  5. R. M. Haralick, K. Shanmugam, and I. Dinstein, “Textural features for image classification,” IEEE Transactions on Systems, Man and Cybernetics, vol. 3, no. 6, pp. 610–621, 1973. View at Scopus
  6. E. C. Lins, J. Belasque, and L. G. Marcassa, “Optical fiber laser induced fluorescence spectroscopy as a citrus canker diagnostic,” Applied Optics, vol. 49, no. 4, pp. 663–667, 2010. View at Publisher · View at Google Scholar · View at Scopus
  7. J. Shi and J. Malik, “Normalized cuts and image segmentation,” in Proceedings of the IEEE Computer Society Conference on Computer Vision and Pattern Recognition (CVPR '97), pp. 731–737, Washington, DC, USA, June 1997. View at Scopus
  8. V. N. Vapnik, The Nature of Statistical Learning Theory, Springer, New York, NY, USA, 1995.
  9. B. Schölkopf and A. J. Smola, “A short introduction to learning with kernels,” in Advanced Lectures on Machine Learning, S. Mendelson and A. J. Smola, Eds., vol. 2600 of Lecture Notes in Artificial Intelligence, pp. 41–64, Springer, Berlin, Germany, 2003.
  10. J. Davis and M. Goadrich, “The relationship between Precision-Recall and ROC curves,” in Proceedings of the 23rd International Conference on Machine Learning (ICML '06), pp. 233–240, Pittsburgh, Pa, USA, June 2006. View at Scopus
  11. H. D. Gómez, Experiences on HLB (Huanglongbing) Symptoms Detection in Florida, Hermosillo, Sonora, Mexico, 2008, http://www.concitver.com/huanglongbingYPsilidoAsiatico/Memor%C3%ADa-9%20G%C3%B3mez.pdf.
  12. S. A. Lopes, C. A. Massari, J. C. Barbosa, and A. J. Ayres, Huanglongbing in the State of São Paulo—Brazil Current situation, regulation, management and economic impact, 2007, http://www.calcitrusquality.org/wp-content/uploads/2009/05/huanglongbing-in-the-state-of-sp-word-2007.pdf.

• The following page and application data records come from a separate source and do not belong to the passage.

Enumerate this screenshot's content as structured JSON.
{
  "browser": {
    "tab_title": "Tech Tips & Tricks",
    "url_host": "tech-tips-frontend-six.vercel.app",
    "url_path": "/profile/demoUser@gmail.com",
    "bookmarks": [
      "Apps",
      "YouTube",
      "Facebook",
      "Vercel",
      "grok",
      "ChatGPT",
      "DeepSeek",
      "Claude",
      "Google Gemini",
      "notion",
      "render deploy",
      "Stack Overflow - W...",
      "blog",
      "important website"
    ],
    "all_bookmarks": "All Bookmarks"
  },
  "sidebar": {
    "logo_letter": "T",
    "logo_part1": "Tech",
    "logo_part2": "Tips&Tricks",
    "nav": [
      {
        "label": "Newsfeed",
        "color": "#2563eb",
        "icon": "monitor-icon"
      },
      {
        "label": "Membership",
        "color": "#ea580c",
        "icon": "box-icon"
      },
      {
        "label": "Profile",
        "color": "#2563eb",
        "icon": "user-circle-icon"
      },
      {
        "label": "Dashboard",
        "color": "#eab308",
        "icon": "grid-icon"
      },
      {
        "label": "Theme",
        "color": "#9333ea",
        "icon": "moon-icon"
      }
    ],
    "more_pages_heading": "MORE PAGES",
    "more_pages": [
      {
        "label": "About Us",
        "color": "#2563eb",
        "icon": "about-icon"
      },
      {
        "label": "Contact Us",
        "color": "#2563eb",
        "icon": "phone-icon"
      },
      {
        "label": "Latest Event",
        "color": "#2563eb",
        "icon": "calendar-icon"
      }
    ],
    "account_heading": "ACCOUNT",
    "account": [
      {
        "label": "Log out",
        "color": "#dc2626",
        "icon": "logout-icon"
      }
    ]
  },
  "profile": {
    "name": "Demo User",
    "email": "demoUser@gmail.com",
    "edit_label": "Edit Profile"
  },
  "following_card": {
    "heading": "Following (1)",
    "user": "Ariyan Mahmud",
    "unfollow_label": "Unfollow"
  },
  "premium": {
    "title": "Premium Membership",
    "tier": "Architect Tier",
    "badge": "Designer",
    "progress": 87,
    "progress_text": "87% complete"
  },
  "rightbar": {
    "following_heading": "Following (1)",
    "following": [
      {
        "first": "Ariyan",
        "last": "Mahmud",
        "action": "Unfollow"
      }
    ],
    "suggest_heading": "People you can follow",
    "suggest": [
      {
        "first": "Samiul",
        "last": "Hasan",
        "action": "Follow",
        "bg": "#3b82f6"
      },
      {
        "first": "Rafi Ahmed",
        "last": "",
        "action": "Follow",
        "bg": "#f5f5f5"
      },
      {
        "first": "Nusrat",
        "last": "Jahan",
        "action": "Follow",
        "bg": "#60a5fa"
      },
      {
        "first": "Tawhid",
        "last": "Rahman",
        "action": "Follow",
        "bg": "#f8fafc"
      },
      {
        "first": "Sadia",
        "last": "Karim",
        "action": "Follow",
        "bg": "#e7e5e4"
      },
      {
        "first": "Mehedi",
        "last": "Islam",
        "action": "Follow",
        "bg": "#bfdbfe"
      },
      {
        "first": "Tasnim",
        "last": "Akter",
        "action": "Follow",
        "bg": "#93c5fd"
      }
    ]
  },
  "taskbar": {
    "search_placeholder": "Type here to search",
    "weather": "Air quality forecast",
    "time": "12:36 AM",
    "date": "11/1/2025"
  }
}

  13. H. L. Chamberlain and M. S. Irey, “Comparison of a starch-based field test for Huanglongbing to results from real-time PCR testing of field samples from symptomatic trees in Florida,” in Proceeding of the International Research Conference on Huanglongbing (IRCHLB '08), p. 144, Orlando, Fla, USA, 2008.
  14. X.-L. Deng, Y.-D. Gao, J.-C. Chen, X.-L. Pu, W.-W. Kong, and H.-P. Li, “Current situation of “Candidatus Liberibacter asiaticus” in Guangdong, China, where citrus Huanglongbing was first described,” Journal of Integrative Agriculture, vol. 11, pp. 424–429, 2012.